=== Problem details ===
Going through the data below, copy out each line where the word "screenshot" shows up.

### Exercise data

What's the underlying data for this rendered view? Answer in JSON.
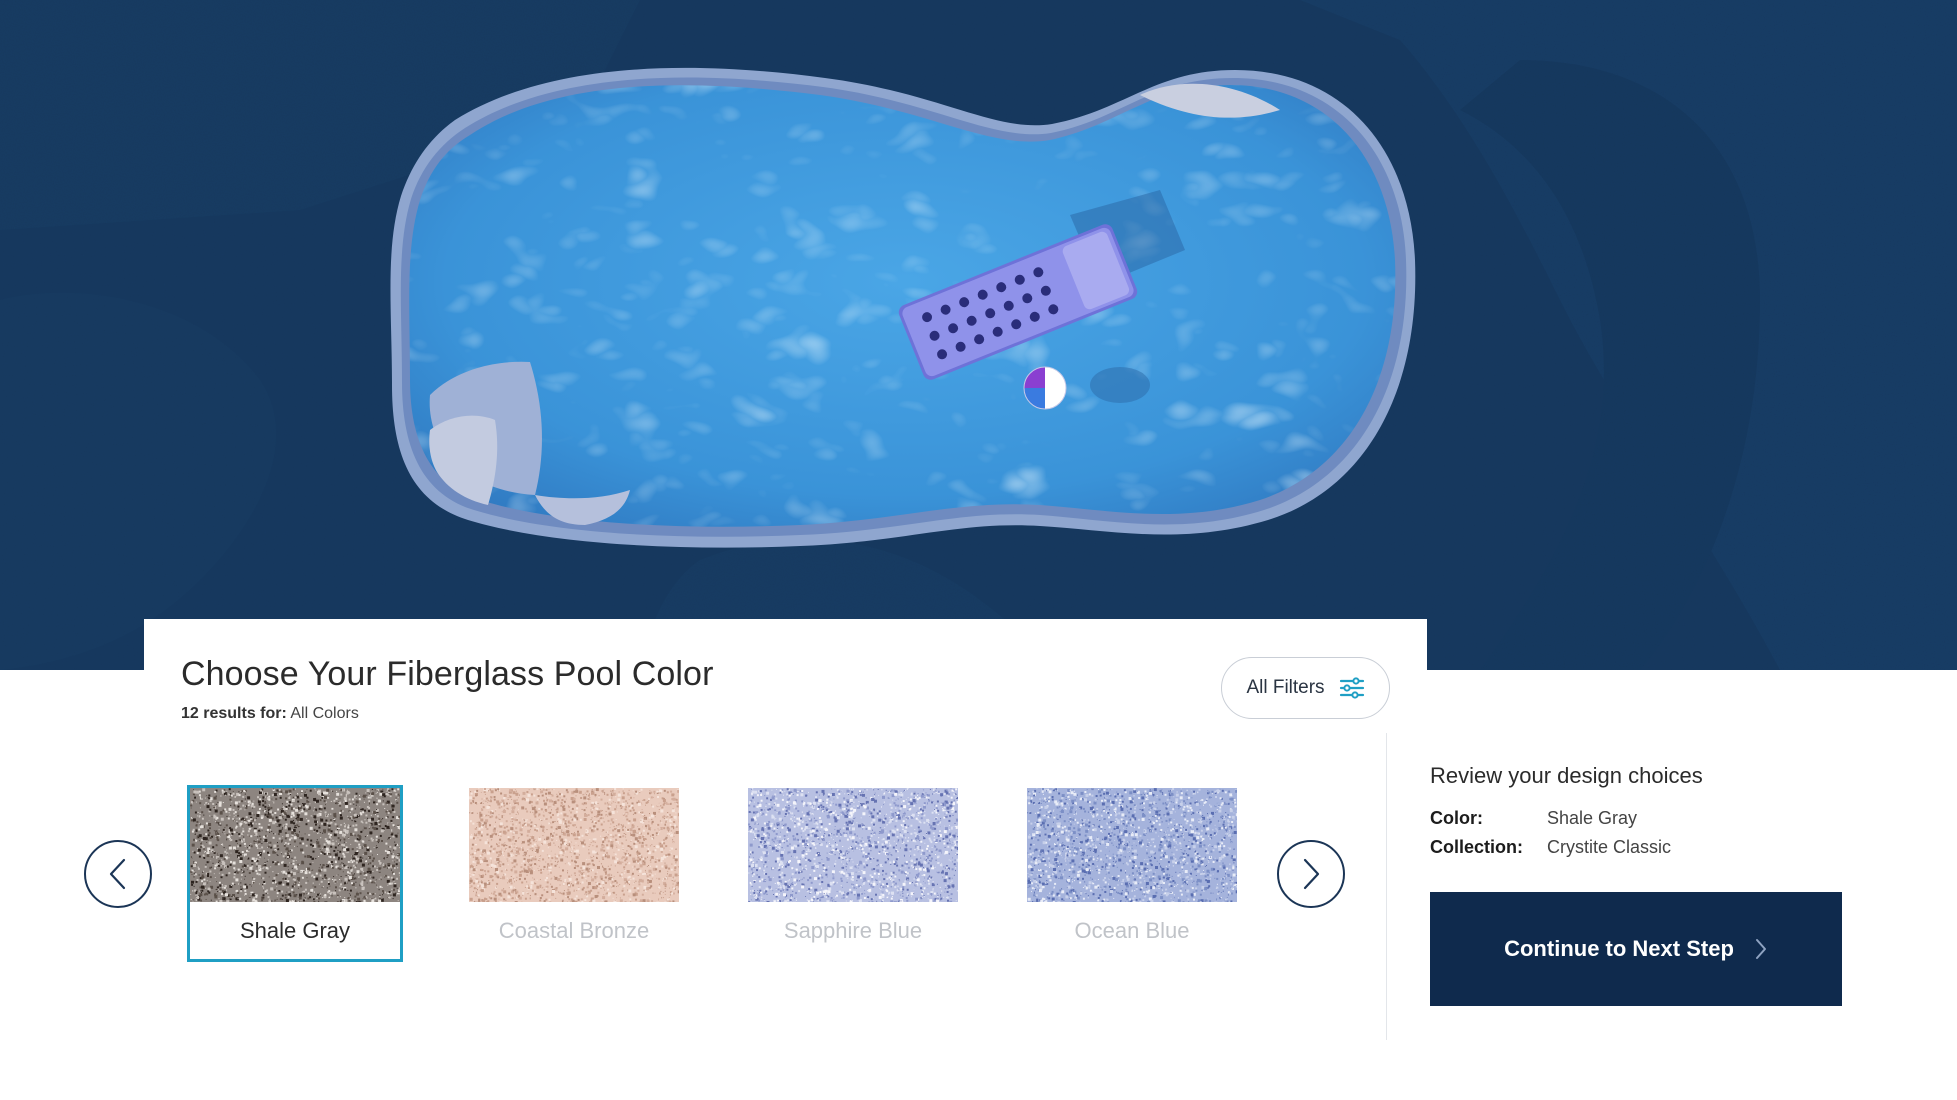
{
  "hero": {
    "image": "fiberglass-pool-aerial-view",
    "background_color": "#163a61"
  },
  "header": {
    "title": "Choose Your Fiberglass Pool Color",
    "results_count_label": "12 results for:",
    "results_filter_value": "All Colors",
    "filters_button_label": "All Filters",
    "filters_icon": "sliders-icon"
  },
  "carousel": {
    "prev_icon": "chevron-left-icon",
    "next_icon": "chevron-right-icon",
    "selected_border_color": "#1f9fc4",
    "swatches": [
      {
        "label": "Shale Gray",
        "selected": true,
        "colors": [
          "#2e2520",
          "#5a5049",
          "#8d8580",
          "#c9c2bd",
          "#e6e1dc"
        ]
      },
      {
        "label": "Coastal Bronze",
        "selected": false,
        "colors": [
          "#b88f7c",
          "#d3ad9c",
          "#e9cbbd",
          "#f5e3da",
          "#c9a08d"
        ]
      },
      {
        "label": "Sapphire Blue",
        "selected": false,
        "colors": [
          "#6673b2",
          "#8e99cc",
          "#b8c0e2",
          "#dde1f2",
          "#f5f5fb"
        ]
      },
      {
        "label": "Ocean Blue",
        "selected": false,
        "colors": [
          "#5a6eb1",
          "#7c8fc6",
          "#a5b3dc",
          "#c7d0ea",
          "#e8ecf7"
        ]
      }
    ]
  },
  "review": {
    "title": "Review your design choices",
    "color_label": "Color:",
    "color_value": "Shale Gray",
    "collection_label": "Collection:",
    "collection_value": "Crystite Classic"
  },
  "cta": {
    "label": "Continue to Next Step",
    "icon": "chevron-right-icon",
    "background_color": "#0f2a4d"
  }
}
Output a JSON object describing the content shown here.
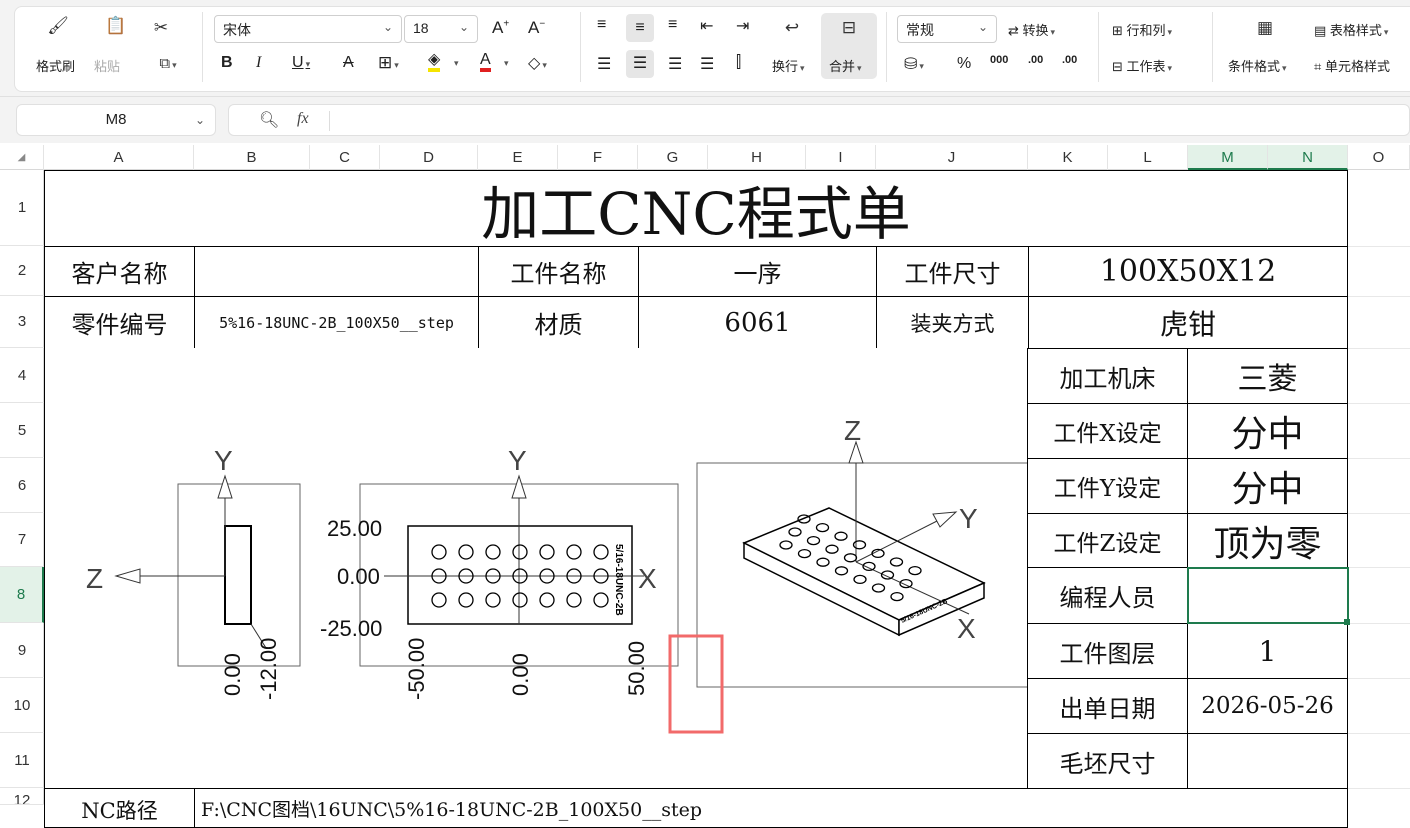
{
  "ribbon": {
    "format_painter": "格式刷",
    "paste": "粘贴",
    "font_name": "宋体",
    "font_size": "18",
    "wrap": "换行",
    "merge": "合并",
    "number_format": "常规",
    "convert": "转换",
    "row_col": "行和列",
    "worksheet": "工作表",
    "cond_format": "条件格式",
    "table_style": "表格样式",
    "cell_style": "单元格样式",
    "percent": "%",
    "thousands": "000",
    "dec_inc": ".00",
    "dec_dec": ".00"
  },
  "formula_bar": {
    "cell_ref": "M8",
    "fx": "fx",
    "value": ""
  },
  "columns": [
    "A",
    "B",
    "C",
    "D",
    "E",
    "F",
    "G",
    "H",
    "I",
    "J",
    "K",
    "L",
    "M",
    "N",
    "O"
  ],
  "active_column": "M",
  "rows": [
    "1",
    "2",
    "3",
    "4",
    "5",
    "6",
    "7",
    "8",
    "9",
    "10",
    "11",
    "12"
  ],
  "active_row": "8",
  "sheet": {
    "title": "加工CNC程式单",
    "customer_label": "客户名称",
    "customer_value": "",
    "part_name_label": "工件名称",
    "part_name_value": "一序",
    "part_size_label": "工件尺寸",
    "part_size_value": "100X50X12",
    "part_no_label": "零件编号",
    "part_no_value": "5%16-18UNC-2B_100X50__step",
    "material_label": "材质",
    "material_value": "6061",
    "clamp_label": "装夹方式",
    "clamp_value": "虎钳",
    "side_rows": [
      {
        "label": "加工机床",
        "value": "三菱"
      },
      {
        "label": "工件X设定",
        "value": "分中"
      },
      {
        "label": "工件Y设定",
        "value": "分中"
      },
      {
        "label": "工件Z设定",
        "value": "顶为零"
      },
      {
        "label": "编程人员",
        "value": ""
      },
      {
        "label": "工件图层",
        "value": "1"
      },
      {
        "label": "出单日期",
        "value": "2026-05-26"
      },
      {
        "label": "毛坯尺寸",
        "value": ""
      }
    ],
    "nc_path_label": "NC路径",
    "nc_path_value": "F:\\CNC图档\\16UNC\\5%16-18UNC-2B_100X50__step"
  },
  "drawing": {
    "axis_y": "Y",
    "axis_z": "Z",
    "axis_x": "X",
    "side_ticks": [
      "0.00",
      "-12.00"
    ],
    "front_y_ticks": [
      "25.00",
      "0.00",
      "-25.00"
    ],
    "front_x_ticks": [
      "-50.00",
      "0.00",
      "50.00"
    ],
    "plate_label": "5/16-18UNC-2B"
  },
  "colors": {
    "accent": "#1e7b4d",
    "highlight_box": "#f26a6a",
    "font_color_bar": "#e02020",
    "fill_color_bar": "#f5e400"
  }
}
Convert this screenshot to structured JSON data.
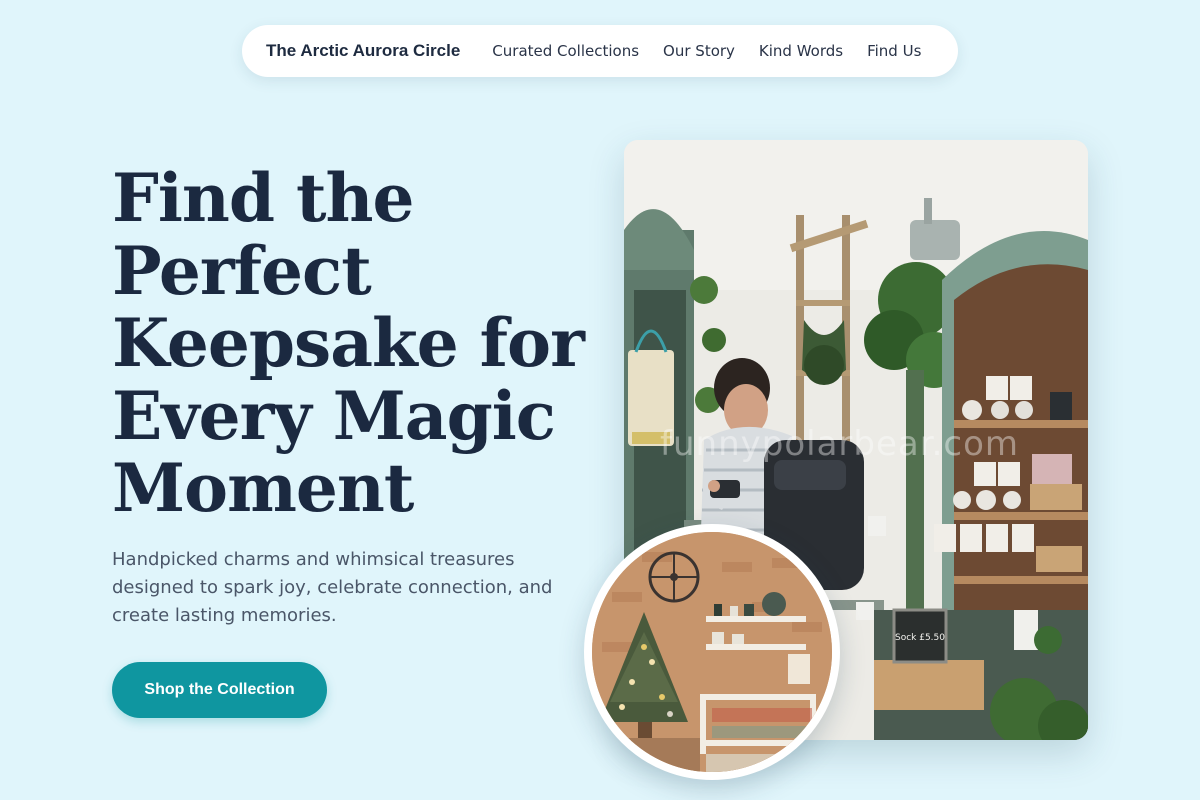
{
  "nav": {
    "brand": "The Arctic Aurora Circle",
    "links": [
      {
        "label": "Curated Collections"
      },
      {
        "label": "Our Story"
      },
      {
        "label": "Kind Words"
      },
      {
        "label": "Find Us"
      }
    ]
  },
  "hero": {
    "title_lines": [
      "Find the",
      "Perfect",
      "Keepsake for",
      "Every Magic",
      "Moment"
    ],
    "subtitle": "Handpicked charms and whimsical treasures designed to spark joy, celebrate connection, and create lasting memories.",
    "cta_label": "Shop the Collection"
  },
  "images": {
    "main_watermark": "funnypolarbear.com",
    "sign_text": "Sock £5.50"
  },
  "colors": {
    "background": "#e0f5fb",
    "accent": "#0f96a0",
    "heading": "#1b2940"
  }
}
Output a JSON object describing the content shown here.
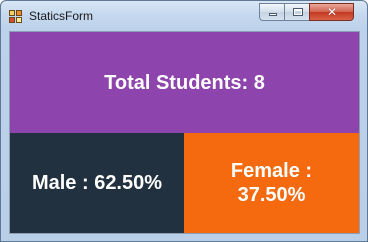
{
  "window": {
    "title": "StaticsForm",
    "controls": {
      "minimize": "minimize",
      "maximize": "maximize",
      "close": "✕"
    }
  },
  "stats": {
    "total_label": "Total Students: 8",
    "male_label": "Male : 62.50%",
    "female_label": "Female : 37.50%"
  },
  "colors": {
    "total_panel": "#8e44ad",
    "male_panel": "#22313f",
    "female_panel": "#f56a0f"
  }
}
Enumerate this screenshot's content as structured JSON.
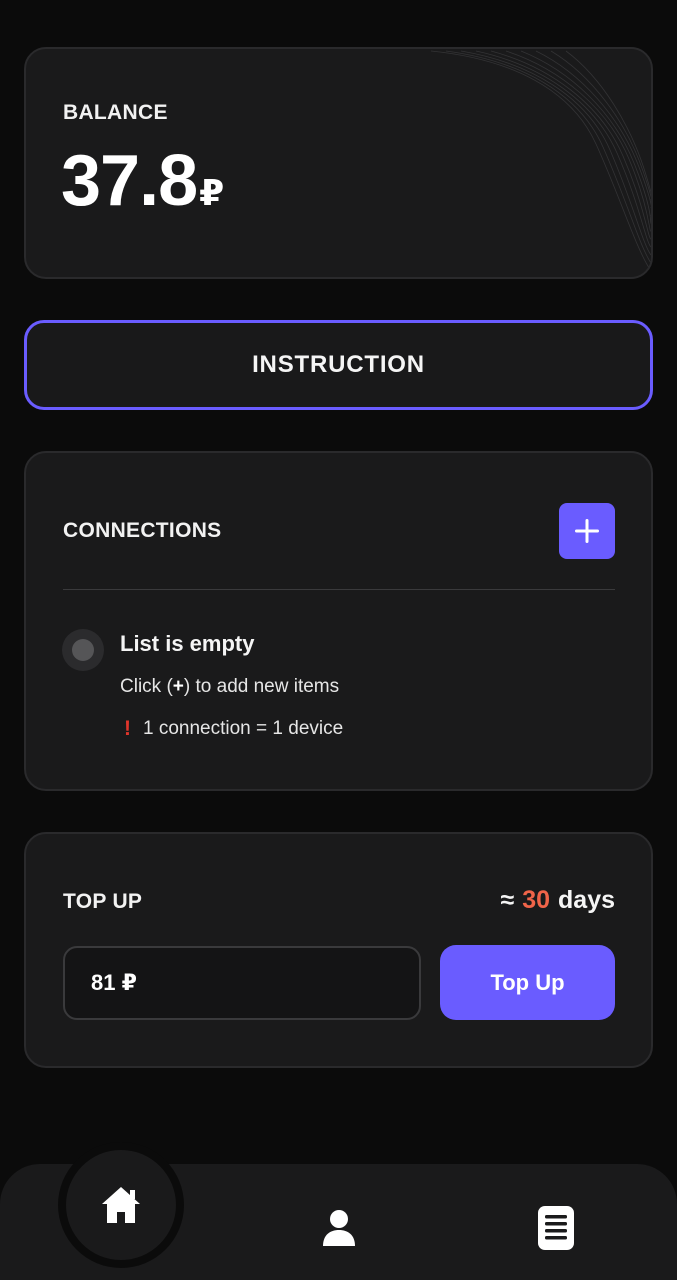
{
  "balance": {
    "label": "BALANCE",
    "amount": "37.8",
    "currency": "₽"
  },
  "instruction": {
    "label": "INSTRUCTION"
  },
  "connections": {
    "title": "CONNECTIONS",
    "add_icon": "plus-icon",
    "empty_title": "List is empty",
    "hint_before": "Click (",
    "hint_symbol": "+",
    "hint_after": ") to add new items",
    "note_icon": "exclamation-icon",
    "note": "1 connection = 1 device"
  },
  "topup": {
    "title": "TOP UP",
    "days_prefix": "≈",
    "days_value": "30",
    "days_suffix": "days",
    "amount_value": "81 ₽",
    "button_label": "Top Up"
  },
  "nav": {
    "items": [
      {
        "icon": "home-icon"
      },
      {
        "icon": "user-icon"
      },
      {
        "icon": "document-icon"
      }
    ]
  },
  "colors": {
    "accent": "#6a5cff",
    "days_highlight": "#f06449",
    "warning": "#e0352b",
    "card_bg": "#1a1a1b",
    "page_bg": "#0b0b0b"
  }
}
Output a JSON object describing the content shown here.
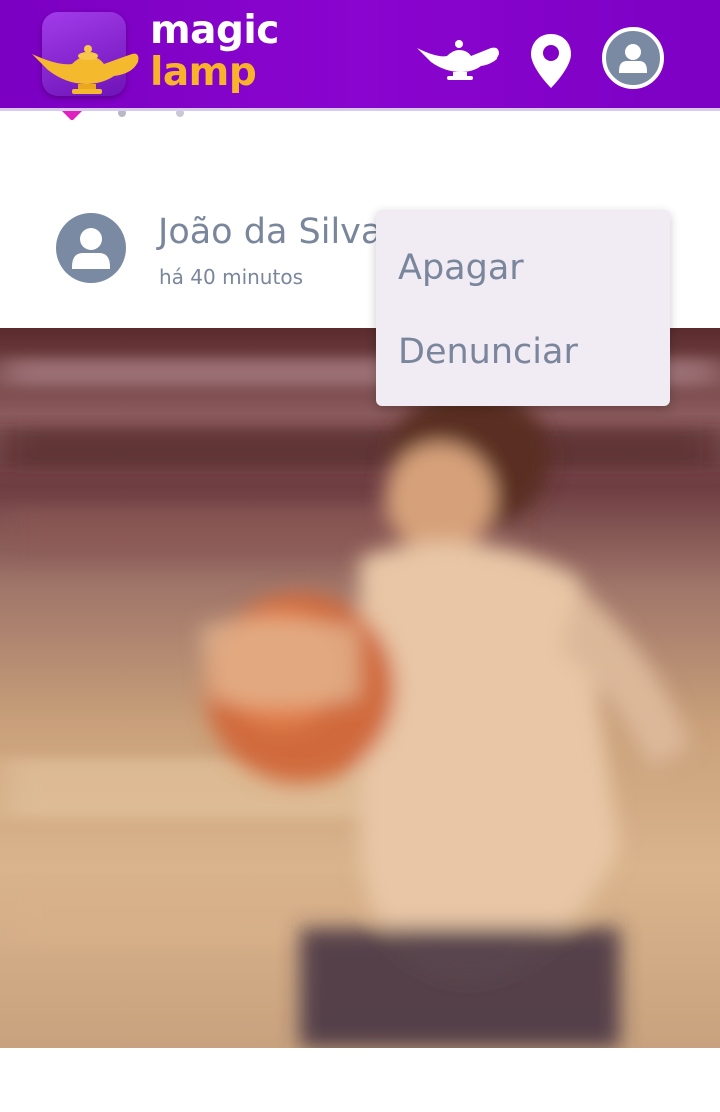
{
  "header": {
    "brand_line1": "magic",
    "brand_line2": "lamp",
    "colors": {
      "bar": "#8200c6",
      "brand_accent": "#f8b32b",
      "lamp_gold": "#f5b92d"
    },
    "icons": [
      "lamp-icon",
      "location-pin-icon",
      "user-avatar-icon"
    ]
  },
  "post": {
    "author": "João da Silva",
    "time": "há 40 minutos"
  },
  "menu": {
    "items": [
      "Apagar",
      "Denunciar"
    ]
  }
}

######

=== Response to this task ===
Convert this screenshot to structured JSON data.
Enumerate this screenshot's content as structured JSON.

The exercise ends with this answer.